-- Component data from apps and pages --
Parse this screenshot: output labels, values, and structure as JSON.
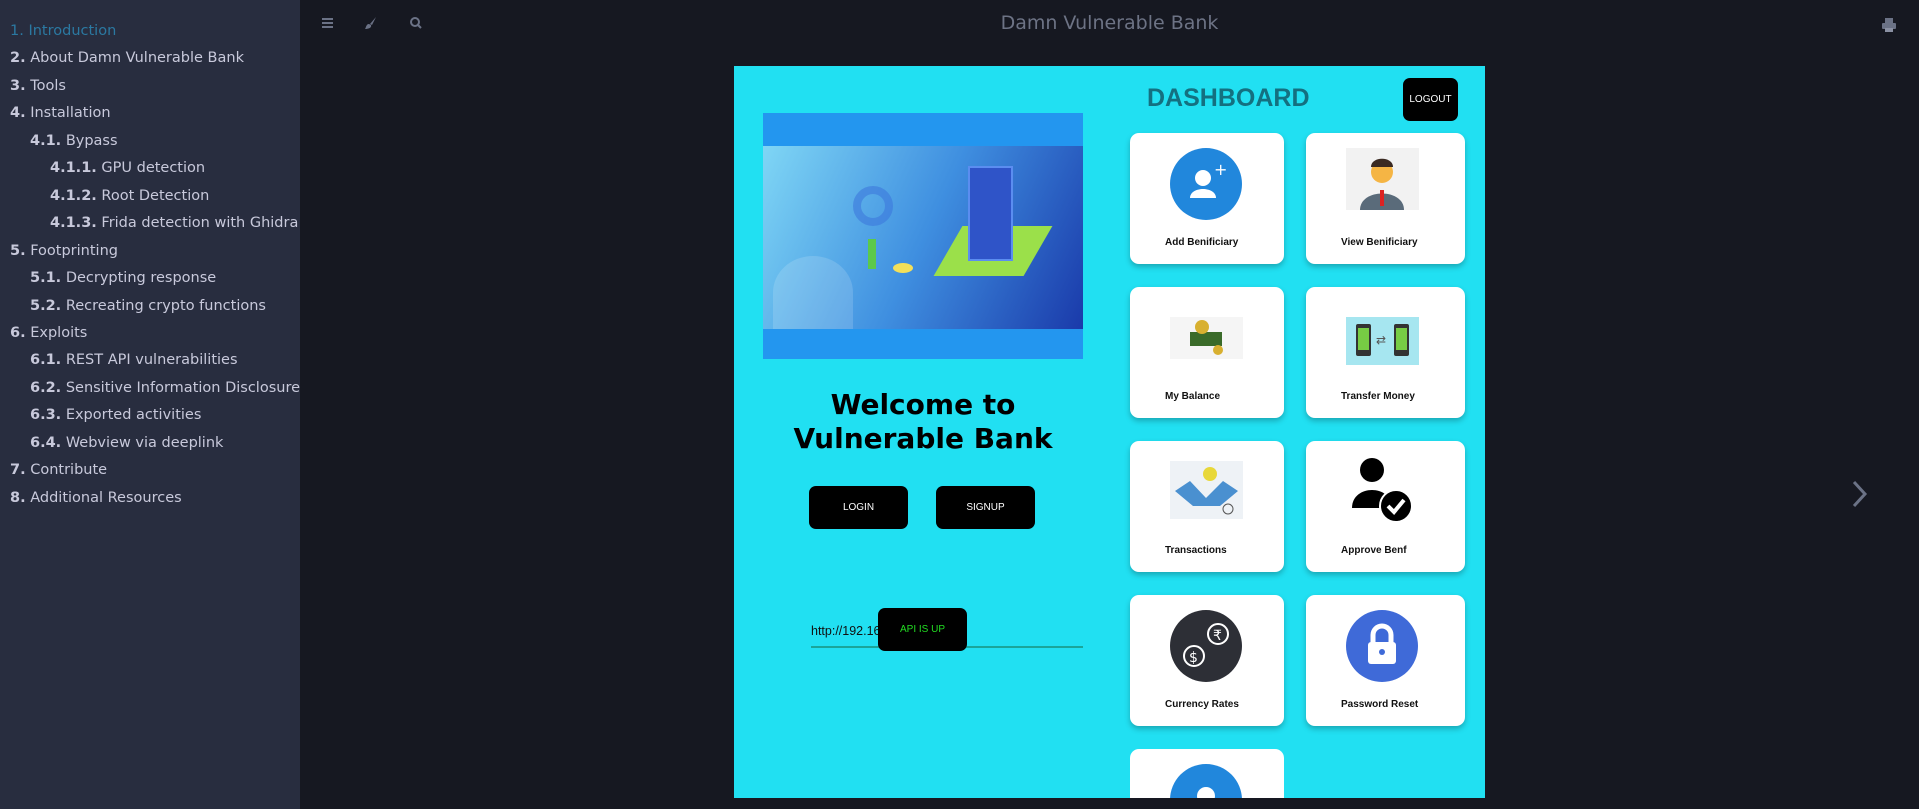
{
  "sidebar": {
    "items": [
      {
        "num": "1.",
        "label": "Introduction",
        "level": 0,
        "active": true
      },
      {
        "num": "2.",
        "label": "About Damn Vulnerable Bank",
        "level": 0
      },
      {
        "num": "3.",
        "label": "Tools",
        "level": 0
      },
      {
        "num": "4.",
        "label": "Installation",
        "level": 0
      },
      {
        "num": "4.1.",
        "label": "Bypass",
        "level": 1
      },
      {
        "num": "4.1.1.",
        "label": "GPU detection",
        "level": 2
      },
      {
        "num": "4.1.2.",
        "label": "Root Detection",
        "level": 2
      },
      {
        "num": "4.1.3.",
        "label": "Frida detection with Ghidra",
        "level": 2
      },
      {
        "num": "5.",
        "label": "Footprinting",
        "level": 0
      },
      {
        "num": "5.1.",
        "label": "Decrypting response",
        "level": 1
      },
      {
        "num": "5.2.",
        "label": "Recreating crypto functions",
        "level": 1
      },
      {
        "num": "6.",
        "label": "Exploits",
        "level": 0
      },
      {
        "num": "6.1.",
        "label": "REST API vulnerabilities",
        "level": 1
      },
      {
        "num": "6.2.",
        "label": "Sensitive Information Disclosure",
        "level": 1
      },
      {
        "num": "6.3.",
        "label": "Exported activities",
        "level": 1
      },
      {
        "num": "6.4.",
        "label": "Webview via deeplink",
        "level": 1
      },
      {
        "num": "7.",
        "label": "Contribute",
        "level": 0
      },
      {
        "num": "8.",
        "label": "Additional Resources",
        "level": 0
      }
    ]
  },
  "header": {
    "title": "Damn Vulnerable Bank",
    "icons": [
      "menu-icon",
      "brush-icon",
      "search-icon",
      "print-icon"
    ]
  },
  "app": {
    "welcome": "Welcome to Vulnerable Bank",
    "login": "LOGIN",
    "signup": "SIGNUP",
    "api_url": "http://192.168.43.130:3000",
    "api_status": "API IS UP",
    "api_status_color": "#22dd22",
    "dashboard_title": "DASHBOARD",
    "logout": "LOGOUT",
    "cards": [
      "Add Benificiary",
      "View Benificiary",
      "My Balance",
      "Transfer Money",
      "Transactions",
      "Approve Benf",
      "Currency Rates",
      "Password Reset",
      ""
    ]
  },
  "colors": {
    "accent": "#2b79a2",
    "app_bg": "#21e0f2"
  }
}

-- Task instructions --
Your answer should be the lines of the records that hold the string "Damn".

-- Response to the task --
        "label": "About Damn Vulnerable Bank",
    "title": "Damn Vulnerable Bank",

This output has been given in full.